I was told I should have condemned her statements (which I’ve done) instead of defending her family’s right to live without threats like “You have no idea what we will do with you. We have your address, your family details, all of your phone number and everything you won’t be able to escape” or “you bxtch [sic] my friends in your area are going to take you out on Sunday.”
This isn’t the first time I’ve gotten pushback for speaking out against death threats directed toward those I do not agree with.
When someone threatened to kill Matt Gaetz while I was running against him last year, I spoke out because threatening to kill people is wrong. He did not speak out when his people threatened to kill me and my family, but that was never the point.
I don’t like Matt Gaetz. He bullied my 12-year-old autistic son on social media. He had one of his goons stalk and photograph my son, and then helped that goon get American citizenship and hired him to his Congressional office. Matt Gaetz is a sexual predator and sex trafficker who deserves to be in prison.
Still, the moment we accept death threats as a reasonable or tolerated response to those we disagree with, we invite the same violence against ourselves and our allies.
I speak out against this behavior because I know what it's like to receive death threats, to get calls and mail and messages with detailed, graphic descriptions of how my children will be murdered. Of how I'm going to be raped, tortured, and dismembered. I know what it's like to have to go into hiding, hire security, flee my home.
You can try to say this is different because all I did to trigger those people was report COVID data, but you're missing the point.
These attacks don't just hurt the person they're directed at even if you decide that's acceptable. They hurt their entire family, the people who care about them, and those who know threatening to kill people is never justified.
I have been so disappointed to see those on my side of the aisle show zero humanity toward those who disagree with them.
I have not minced words on my support for a ceasefire in Gaza, or my feelings toward the IDF. On any given day, I’m labeled either a Zionist or Hamas lover for speaking simple truths about the conflict because the division over this issue is ruthless and there’s no room for nuance or even the neutrality of truth.
I mistakenly believed my allies on this issue were fighting for humanity.
The last 24 hours have shown me that, for many, this is no more than an extension of tribalism, rooted in part with racism, antisemitism, and a mob mentality unconcerned with the consequences of their behavior.
I have been embarrassed by pro-Palestinian comments and the vile things they’ve said in response to my request online for people to stop threatening to kill my friend. I do not want to be associated with a movement that condones threatening to kill children because they’re Jewish, or because their mother said something controversial.
If anyone knows what it’s like to see her children suffer because of political positions they’ve taken as their mother in Florida, it’s me.
I have not and will not defend what my friend said, though I do believe she was referring to Hamas and not the innocent people being slaughtered in Gaza. I believe she has fallen into the trap of being reactionary, not seeing the difference between Gazans and Hamas, as so many have done this past month. I believe she needs to show better judgement, and that she needs to listen to those she has harmed with her words. And I’ve told her all this and more.

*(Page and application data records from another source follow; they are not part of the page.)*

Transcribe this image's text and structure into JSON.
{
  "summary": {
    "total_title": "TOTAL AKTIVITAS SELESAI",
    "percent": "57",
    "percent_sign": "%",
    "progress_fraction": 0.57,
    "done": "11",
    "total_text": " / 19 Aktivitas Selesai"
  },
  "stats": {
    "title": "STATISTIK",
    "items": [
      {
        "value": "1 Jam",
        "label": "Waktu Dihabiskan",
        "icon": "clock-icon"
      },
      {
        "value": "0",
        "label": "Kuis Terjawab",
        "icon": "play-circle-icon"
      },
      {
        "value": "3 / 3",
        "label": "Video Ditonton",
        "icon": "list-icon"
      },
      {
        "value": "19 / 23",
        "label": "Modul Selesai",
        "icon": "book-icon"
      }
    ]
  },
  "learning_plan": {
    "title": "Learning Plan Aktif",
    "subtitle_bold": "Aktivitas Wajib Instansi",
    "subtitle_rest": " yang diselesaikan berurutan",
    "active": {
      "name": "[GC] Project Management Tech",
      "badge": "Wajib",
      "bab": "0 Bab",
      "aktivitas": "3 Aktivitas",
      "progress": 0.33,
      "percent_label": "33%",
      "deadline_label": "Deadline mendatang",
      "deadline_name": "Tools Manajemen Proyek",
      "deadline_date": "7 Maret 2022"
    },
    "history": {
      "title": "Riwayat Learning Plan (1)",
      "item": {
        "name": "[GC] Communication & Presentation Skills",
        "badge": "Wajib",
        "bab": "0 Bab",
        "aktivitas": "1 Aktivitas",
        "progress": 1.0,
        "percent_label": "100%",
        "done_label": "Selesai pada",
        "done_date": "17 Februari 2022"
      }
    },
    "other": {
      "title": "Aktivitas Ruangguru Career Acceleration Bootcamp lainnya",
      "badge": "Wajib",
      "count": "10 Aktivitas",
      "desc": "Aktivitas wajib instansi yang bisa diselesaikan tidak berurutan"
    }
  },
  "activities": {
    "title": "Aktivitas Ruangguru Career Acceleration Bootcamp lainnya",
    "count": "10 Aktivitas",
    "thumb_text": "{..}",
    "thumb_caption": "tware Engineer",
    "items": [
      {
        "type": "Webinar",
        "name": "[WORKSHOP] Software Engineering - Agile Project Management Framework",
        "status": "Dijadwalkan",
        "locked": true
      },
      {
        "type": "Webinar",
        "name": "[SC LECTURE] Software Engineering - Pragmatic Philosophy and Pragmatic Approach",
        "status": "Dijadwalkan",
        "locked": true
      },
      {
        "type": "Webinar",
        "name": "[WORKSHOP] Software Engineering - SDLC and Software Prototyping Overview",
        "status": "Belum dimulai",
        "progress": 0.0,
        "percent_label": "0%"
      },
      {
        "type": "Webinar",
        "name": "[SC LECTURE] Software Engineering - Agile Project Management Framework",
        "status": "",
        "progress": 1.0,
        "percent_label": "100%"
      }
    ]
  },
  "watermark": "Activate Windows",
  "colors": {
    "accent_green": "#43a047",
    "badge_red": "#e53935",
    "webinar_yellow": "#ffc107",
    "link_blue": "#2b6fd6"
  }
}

Michelle and I do not agree on this issue. We likely will never agree on this issue. Her experiences in life have been vastly different than my own – she served overseas in the Middle East and her husband and children are Jewish. I can’t imagine that does not color one’s perspective. And certainly, I don’t believe there are any good “excuses” for a person not to support a ceasefire. But we’re not talking about excuses – we’re talking about nuance, experience, empathy.
I do not accept that we only have empathy for those who already agree with us. If we are unable to see the humanity in the “other side,” we lose the humanity in ourselves.
And I’m neither willing nor ready to concede that